I really enjoyed giving this talk—it was such an engaged audience! Thanks again to the Smithsonian Institution for the invitation, and to everyone who braved the torrential rain to attend.

Two Upcoming Talks in Vancouver

I am getting ready for my trip out West next week. I will be giving two talks on The Philosophical Breakfast Club in Vancouver. On Thursday, February 16th, I will be lecturing on “The Philosophical Breakfast Club and the Invention of the Scientist” to the Nineteenth-Century Studies Group at the University of British Columbia—an interdisciplinary faculty and graduate student consortium. (For further information on the talk, which is free and open to the public, see here.)

Then, the next morning, on Friday February 17, I will be part of a panel on “Creating a Global Knowledge Society: Lessons from History, Philosophy, and Sociology” at the annual meeting of the American Association for the Advancement of Science. My talk, “Global Science and the Public Good: Tidalogy, Meteorology, and Magnetism,” will address the way that William Whewell and John Herschel, inspired by their Sunday morning philosophical breakfasts and Francis Bacon’s writings, spearheaded international research on the tides, weather and terrestrial magnetism. See here for more information.

It should be an exciting and busy two days!

Dibner Library Lecture Featured in HSS Newsletter

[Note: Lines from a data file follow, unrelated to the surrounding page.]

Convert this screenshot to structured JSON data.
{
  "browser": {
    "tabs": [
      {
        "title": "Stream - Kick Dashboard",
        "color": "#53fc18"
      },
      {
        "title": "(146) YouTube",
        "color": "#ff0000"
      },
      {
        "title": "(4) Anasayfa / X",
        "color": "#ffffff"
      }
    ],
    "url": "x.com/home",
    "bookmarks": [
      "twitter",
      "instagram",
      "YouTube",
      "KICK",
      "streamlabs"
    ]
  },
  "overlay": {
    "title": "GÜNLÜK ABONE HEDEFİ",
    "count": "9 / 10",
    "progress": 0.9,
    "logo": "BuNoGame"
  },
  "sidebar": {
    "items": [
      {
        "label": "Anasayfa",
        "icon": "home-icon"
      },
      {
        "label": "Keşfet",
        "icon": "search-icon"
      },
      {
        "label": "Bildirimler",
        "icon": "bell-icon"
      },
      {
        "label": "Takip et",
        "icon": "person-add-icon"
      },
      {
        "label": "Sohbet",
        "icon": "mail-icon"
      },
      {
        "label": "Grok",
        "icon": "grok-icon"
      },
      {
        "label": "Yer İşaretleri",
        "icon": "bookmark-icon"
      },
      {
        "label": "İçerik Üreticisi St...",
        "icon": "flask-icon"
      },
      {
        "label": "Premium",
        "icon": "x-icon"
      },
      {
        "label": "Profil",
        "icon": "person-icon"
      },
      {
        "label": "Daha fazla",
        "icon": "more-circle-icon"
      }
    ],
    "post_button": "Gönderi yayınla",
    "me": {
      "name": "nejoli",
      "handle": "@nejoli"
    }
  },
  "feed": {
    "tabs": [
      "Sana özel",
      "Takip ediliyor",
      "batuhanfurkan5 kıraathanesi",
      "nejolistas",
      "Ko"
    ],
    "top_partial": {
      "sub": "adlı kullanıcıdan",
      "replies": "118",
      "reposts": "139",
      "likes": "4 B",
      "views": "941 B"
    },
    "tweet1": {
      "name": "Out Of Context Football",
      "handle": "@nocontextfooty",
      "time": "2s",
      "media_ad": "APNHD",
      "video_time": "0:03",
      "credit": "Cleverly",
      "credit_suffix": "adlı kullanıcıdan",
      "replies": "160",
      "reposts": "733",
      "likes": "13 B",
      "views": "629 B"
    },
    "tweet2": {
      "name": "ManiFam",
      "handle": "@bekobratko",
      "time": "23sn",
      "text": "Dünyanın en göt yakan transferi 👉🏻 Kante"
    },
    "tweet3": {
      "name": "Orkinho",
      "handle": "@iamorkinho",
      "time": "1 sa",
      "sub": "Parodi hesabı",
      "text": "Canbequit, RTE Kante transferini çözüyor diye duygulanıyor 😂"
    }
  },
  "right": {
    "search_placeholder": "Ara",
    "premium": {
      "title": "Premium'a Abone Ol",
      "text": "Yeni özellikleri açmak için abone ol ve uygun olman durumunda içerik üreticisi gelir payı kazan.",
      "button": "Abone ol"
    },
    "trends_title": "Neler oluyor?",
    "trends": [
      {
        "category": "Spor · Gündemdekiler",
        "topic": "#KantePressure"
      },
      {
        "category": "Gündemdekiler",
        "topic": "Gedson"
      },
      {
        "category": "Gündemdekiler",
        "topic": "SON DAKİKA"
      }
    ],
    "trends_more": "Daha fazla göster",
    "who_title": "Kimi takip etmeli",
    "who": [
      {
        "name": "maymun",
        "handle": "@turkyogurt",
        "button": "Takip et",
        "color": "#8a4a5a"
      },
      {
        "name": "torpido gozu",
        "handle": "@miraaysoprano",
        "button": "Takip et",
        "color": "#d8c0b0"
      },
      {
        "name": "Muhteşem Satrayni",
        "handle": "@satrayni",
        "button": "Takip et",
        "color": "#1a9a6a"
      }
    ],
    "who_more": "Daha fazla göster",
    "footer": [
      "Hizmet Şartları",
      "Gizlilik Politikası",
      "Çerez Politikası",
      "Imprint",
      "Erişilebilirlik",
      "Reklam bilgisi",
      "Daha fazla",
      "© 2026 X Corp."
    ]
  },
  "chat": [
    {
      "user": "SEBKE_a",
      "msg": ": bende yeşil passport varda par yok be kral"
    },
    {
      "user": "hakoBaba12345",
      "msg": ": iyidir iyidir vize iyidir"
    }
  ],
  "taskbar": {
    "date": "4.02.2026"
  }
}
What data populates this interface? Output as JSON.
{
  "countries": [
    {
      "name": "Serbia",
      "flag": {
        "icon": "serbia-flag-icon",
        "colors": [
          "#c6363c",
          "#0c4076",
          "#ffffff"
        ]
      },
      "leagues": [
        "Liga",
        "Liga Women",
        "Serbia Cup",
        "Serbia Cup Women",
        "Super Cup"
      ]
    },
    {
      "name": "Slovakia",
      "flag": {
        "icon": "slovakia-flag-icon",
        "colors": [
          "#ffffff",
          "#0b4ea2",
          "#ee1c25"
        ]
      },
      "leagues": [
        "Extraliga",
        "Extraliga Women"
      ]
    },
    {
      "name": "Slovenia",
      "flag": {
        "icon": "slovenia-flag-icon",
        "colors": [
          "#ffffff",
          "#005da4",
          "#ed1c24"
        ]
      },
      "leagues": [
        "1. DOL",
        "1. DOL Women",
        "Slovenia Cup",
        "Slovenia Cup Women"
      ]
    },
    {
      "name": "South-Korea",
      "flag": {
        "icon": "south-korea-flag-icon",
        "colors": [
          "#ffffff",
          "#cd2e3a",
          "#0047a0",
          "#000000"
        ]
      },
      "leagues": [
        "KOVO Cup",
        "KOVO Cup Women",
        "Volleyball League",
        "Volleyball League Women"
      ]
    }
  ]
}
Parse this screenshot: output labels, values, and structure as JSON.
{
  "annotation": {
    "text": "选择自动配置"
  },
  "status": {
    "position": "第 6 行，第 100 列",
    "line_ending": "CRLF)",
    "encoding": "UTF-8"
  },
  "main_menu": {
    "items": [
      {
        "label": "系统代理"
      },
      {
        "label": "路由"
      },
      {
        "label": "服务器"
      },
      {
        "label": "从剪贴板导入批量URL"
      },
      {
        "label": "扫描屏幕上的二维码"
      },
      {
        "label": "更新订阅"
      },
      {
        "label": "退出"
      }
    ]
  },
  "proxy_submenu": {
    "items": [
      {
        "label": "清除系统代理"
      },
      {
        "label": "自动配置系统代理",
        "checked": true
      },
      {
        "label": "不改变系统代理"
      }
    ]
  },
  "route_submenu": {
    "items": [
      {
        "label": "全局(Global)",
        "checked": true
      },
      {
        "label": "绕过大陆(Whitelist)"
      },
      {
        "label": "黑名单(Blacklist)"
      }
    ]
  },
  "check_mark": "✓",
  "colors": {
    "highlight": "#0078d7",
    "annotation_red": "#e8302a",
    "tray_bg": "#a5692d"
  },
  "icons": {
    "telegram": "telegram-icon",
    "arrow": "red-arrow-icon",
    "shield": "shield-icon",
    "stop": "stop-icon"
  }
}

The most recent edition of the History of Science Society newsletter highlighted the Dibner Library Lecture I delivered in December. If you scroll to the bottom you will find a link to the other Dibner Library Lectures that are available on the website of the Smithsonian Institution, those by Joyce Chaplin, Albert Van Helden, Ken Alder, Anthony Grafton, Owen Gingerich, and others.

You can read the article here.

The written version of my lecture will be available online as well. I am currently working with the head of special collections at the Smithsonian, Lilla Verkedy, to find images from their books and other materials that we can use to illustrate the lecture. It should be lovely when it is finished!